For the May 2012 issue of Modern Horizons we invite essays that explore the various philosophical, literary, artistic, and political expressions of place and particularity which have led to and are part of our time.
Place and particularity may be emphasised practically or addressed theoretically; in both cases, the importance of our own time, space, and experiences, and how these relate to what is different or other, is evident. Whether considering buying and growing food locally, participating in community activism, or working to sustain the diminishing realities of neighbourhoods, the urge to encourage and realise place and particularity is prevalent in our societies.
For the October 21, 2011 Modern Horizons conference (at Queen's University, Kingston, Ontario) we invite abstracts for 20 minute presentations that explore the various philosophical, literary, artistic, and political expressions of place and particularity which have led to and are part of our time.
AMERICAN LITERATURE I (PRE-1900)
Imagining Gender in Nineteenth-Century American Women's Poetry
In accord with the SAMLA special focus, "The Power of Poetry in the Modern World," proposals are invited addressing women poets of the nineteenth century. Specifically, the panel will explore how female writers of the era poetically imagined gender roles.

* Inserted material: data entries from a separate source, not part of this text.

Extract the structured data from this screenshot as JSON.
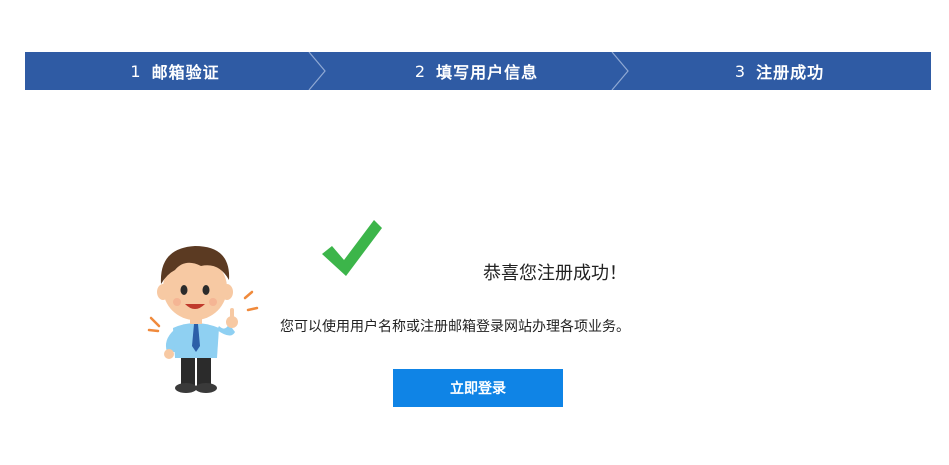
{
  "steps": [
    {
      "number": "1",
      "label": "邮箱验证"
    },
    {
      "number": "2",
      "label": "填写用户信息"
    },
    {
      "number": "3",
      "label": "注册成功"
    }
  ],
  "colors": {
    "step_bar": "#2f5ba4",
    "button": "#0f84e6",
    "check": "#3cb54a"
  },
  "success": {
    "headline": "恭喜您注册成功！",
    "description": "您可以使用用户名称或注册邮箱登录网站办理各项业务。"
  },
  "actions": {
    "login_label": "立即登录"
  },
  "icons": {
    "check": "checkmark-icon",
    "person": "thumbs-up-person-illustration"
  }
}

By July 15, 2011, please submit a one-page CV and a proposal of 250 words to Mary Wearn, Macon State College, at firstname.lastname@example.org.

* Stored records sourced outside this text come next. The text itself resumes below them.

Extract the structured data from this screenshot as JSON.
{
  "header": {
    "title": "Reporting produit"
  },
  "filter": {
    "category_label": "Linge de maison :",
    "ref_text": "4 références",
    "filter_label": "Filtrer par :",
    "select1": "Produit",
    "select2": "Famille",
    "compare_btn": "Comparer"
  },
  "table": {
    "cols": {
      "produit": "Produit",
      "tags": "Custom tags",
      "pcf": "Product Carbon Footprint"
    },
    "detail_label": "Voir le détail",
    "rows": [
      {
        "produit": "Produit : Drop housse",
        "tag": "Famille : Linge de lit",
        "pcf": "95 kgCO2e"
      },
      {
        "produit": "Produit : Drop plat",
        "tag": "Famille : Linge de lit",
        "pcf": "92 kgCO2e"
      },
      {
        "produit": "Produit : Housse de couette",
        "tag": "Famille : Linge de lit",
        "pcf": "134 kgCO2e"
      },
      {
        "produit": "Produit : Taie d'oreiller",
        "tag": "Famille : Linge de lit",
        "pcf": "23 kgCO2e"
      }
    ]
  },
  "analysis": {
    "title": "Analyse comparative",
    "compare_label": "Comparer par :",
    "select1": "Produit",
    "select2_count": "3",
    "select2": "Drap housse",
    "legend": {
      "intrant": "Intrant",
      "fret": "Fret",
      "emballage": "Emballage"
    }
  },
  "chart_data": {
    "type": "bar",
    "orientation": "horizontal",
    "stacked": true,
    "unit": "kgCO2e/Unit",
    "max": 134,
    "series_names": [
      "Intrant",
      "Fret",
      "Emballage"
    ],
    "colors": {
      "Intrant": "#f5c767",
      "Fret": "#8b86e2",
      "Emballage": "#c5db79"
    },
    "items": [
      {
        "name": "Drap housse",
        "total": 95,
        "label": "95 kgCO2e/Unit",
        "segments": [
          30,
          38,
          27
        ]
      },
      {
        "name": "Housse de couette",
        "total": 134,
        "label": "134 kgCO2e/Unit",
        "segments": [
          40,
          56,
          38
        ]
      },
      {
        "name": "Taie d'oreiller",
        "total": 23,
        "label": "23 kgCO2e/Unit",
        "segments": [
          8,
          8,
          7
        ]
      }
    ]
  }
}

Dr Neerja Arun invites submissions to a collection of critical essays on Sub themes:
1 Eco-Political transactions of Global Indian Diaspora
2 Socio-Cultural concerns and hybrid lives
3 Role of all Diaspora of Indians in re-conceiving and reconstituting faith in physical and virtual places of spiritualism: India and Abroad
4 Literary Concerns
5 Care India
Dr. Neerja Arun invites submissions to a collection of critical essays on Fourth world writings in English after 1947 until 1990. At the inaugural meeting of the World Council of Indigenous Peoples (WCIP), George Manuel introduced the concept of The Fourth World, a phrase employed to describe indigenous minorities throughout the earth. As the 1980s progress, modern nation states are increasingly being forced to come to terms with their indigenous minorities. The Laplanders of Finland, the Indians of Peru, and the Inuit of Canada are no longer articulating their aims and grievances solely through appeals to their respective national governments.
SCIENTIFIC METHODICAL CENTRE "SCIENTIA EDUCOLOGICA"
/The Associated Member of Lithuanian Scientific Society, European Society for the History of Science (ESHS) and International Council of Association for Science Education /ICASE/
SCIENTIA SOCIALIS, UAB (Ltd.)
We send to you the information about the possibility to submit an article for international scientific journal (Second Call)
"Problems of Management in the 21st Century" ISSN 2029-6932
Call for Abstracts: Reconstruction 12.3 "(In)Securities"
Edited by Susana Araújo (University of Lisbon) and Susana S. Martins (Katholieke Universiteit Leuven)
In the past years, the world has been dealing with increasing anxieties about state and urban
security, which were largely exacerbated after traumatic experiences such as the 9/11 terrorist
attacks of New York and Washington D.C. in 2001, the 2004 train attacks in Madrid and the London bombings in 2005.
The Alliance for the Study of Adoption and Culture announces:
The 4th International Conference on Adoption and Culture
Mapping Adoption: Histories, Geographies, Literatures, Politics
March 22 - 25, 2012
The Claremont Colleges, Claremont, California
Call for Proposals
This panel will celebrate the past and continuing inspiration of Southern literature on Hollywood film. In Film Adaptation and its Discontents, Thomas Leitch declares the "primary lesson of film adaptation" is "texts remain alive only to the extent that they can be rewritten and that to experience a text in all of its power requires each reader to rewrite it." He recommends that scholars concentrate on how a given adaptation "reads" its source text along with any "literary, cinematic, or broadly cultural" intertexts contained within rather than narrowly focusing on the issue of fidelity.